Alan Wilson, the 11th torchbearer, carries the torch through part of Delaware County on Sept. 27 for the Indiana Bicentennial Torch Relay. The relay started on Sept. 9 and will travel to all 92 counties in Indiana, and end on Oct. 15 in Indianapolis. Grace Ramey // DN
Bicentennial Torch shows history, culture of Hoosiers
Hoosier heritage came blazing through Delaware County Sept. 27.
The Indiana Bicentennial Torch Relay is a celebration similar to that of the Olympics. The torch relay will visit all 92 Indiana counties, and Sept. 27 was Delaware County’s turn to carry the tradition.
Muncie Mayor Dennis Tyler was the first of 24 torchbearers on the county’s route. In a caravan of police vehicles and media vans, Tyler walked with three of his grandchildren.
“Being a torchbearer is such an honor. It’s a once in a lifetime opportunity,” Tyler said.
Tyler said he hoped he was nominated based off of his investment in the Muncie and Delaware County communities.
“I’m so proud of our state, our history and our culture of being Hoosiers and it just means something very special for my community to have chosen me to be one of the torchbearers,” Tyler said.
Stan Sollars, a telecommunications professor at Ball State, was the torchbearer who ran the bicentennial torch down Neely and McKinley avenues.
As a cancer survivor, Sollars ran to represent both Ball State and cancer patients who are and were fighting the disease.
“Oh, it was wonderful … it was great to see all the people turning out to celebrate the state’s history and look to the future and wonderful community activity, and we have the best weather I think of any of the routes so far,” Sollars said.
While carrying the torch, Sollars was supported by fans holding up signs and pictures of his face, cheering him along his route.
“We ran it definitely faster today [than in previous practices]. It was just the boost you get from the crowd, I guess,” Sollars said. “Can’t give them extra credit but I saw quite a few of my graduate students as well as undergrads out, so that was a hoot.”
Robert “Eli” Riggin carried the bicentennial torch posthumously for Rea Riggin, his great-great-grandfather.
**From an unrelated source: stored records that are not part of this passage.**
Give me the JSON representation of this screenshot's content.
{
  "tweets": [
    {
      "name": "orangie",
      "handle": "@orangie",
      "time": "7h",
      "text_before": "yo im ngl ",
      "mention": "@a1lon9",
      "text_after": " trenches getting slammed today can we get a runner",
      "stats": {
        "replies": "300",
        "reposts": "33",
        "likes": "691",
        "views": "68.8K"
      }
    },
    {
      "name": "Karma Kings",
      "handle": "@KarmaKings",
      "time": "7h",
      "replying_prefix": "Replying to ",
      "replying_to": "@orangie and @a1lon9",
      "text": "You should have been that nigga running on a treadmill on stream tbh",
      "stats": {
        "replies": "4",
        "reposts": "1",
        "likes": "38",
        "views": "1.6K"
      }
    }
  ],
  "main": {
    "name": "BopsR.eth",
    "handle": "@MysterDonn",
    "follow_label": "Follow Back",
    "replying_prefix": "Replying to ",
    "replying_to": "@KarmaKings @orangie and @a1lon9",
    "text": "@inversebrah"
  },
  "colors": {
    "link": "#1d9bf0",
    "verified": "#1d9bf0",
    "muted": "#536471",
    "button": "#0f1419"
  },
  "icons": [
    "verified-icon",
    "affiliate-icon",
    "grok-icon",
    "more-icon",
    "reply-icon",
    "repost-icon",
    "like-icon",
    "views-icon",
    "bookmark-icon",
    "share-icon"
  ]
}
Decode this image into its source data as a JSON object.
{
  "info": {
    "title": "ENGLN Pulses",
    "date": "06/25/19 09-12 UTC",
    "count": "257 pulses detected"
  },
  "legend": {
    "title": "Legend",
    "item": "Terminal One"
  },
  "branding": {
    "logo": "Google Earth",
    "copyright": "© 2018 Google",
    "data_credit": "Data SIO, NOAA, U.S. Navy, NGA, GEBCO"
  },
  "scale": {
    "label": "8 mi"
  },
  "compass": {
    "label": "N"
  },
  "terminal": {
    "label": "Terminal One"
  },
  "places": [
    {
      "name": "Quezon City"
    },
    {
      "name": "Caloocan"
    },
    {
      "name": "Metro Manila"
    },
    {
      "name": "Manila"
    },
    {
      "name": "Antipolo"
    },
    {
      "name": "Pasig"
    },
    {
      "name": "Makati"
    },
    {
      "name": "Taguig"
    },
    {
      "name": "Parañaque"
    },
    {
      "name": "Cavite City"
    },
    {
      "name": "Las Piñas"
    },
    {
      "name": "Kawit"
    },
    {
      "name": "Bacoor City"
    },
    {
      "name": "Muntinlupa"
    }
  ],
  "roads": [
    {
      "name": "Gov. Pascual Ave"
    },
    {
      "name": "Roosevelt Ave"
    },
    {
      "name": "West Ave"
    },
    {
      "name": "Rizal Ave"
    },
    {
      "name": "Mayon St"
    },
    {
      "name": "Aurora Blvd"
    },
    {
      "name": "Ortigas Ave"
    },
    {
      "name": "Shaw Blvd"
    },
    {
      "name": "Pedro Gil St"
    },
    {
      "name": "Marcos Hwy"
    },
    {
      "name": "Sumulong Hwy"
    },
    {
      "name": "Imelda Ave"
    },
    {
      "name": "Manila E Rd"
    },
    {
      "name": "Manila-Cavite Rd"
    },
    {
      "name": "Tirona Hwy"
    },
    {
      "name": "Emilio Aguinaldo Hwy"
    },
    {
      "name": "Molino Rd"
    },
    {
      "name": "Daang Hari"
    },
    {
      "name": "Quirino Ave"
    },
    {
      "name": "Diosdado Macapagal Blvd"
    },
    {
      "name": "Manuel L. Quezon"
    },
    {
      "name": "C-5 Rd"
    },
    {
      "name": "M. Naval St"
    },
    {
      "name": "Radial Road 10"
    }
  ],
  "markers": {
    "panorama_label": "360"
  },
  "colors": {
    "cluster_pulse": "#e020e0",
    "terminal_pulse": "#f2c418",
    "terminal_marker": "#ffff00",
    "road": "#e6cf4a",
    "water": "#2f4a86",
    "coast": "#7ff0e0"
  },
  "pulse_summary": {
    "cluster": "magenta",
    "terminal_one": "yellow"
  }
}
Rea Riggin started Riggin's Dairy in Muncie in 1911. Instead of running, Eli Riggin carried the torch in the family’s milk wagon, built in Indianapolis in 1929.
“My grandfather was nominated because he did many many amazing things in Delaware County,” Riggin said. “During the Great Depression, he let men work off their grocery bills to feed their families. Since there wasn’t money going around, he said, ‘Come out and milk some cows. Come out and work.’”
Riggin was chosen to carry the torch for his great-great-grandfather because he is the last Riggin grandson.
“It really is nothing but a gift that was given to me,” Riggin said. “It’s such a sense of pride in my community.”
Jack Williamson carried the torch for half a mile while walking and riding in a car. Williamson is an amputee; he lost his right foot in a lawnmower accident when he was four years old. Because of this, Williamson and his family started Jack’s Laughs, a service that sends toys in a “laugh bag” to hospitalized children across the nation.
“[The relay] is really life changing because it’s rare for it to happen,” Williamson said. “It’s the birthday of Indiana.”
Amanda Erk, Williamson’s mother, said their family started Jack’s Laughs 11 months ago and has sent 35 laugh bags to children in need of a good laugh.
“The parents, they hear their child laugh and they sometimes felt like they wouldn’t hear it again, and the child gets to have fun when they think that they might not get to have fun again,” Erk said.
The torch relay concluded at noon on Sept. 27. Torch relays throughout the state will continue into October and end with Marion County on Oct. 15.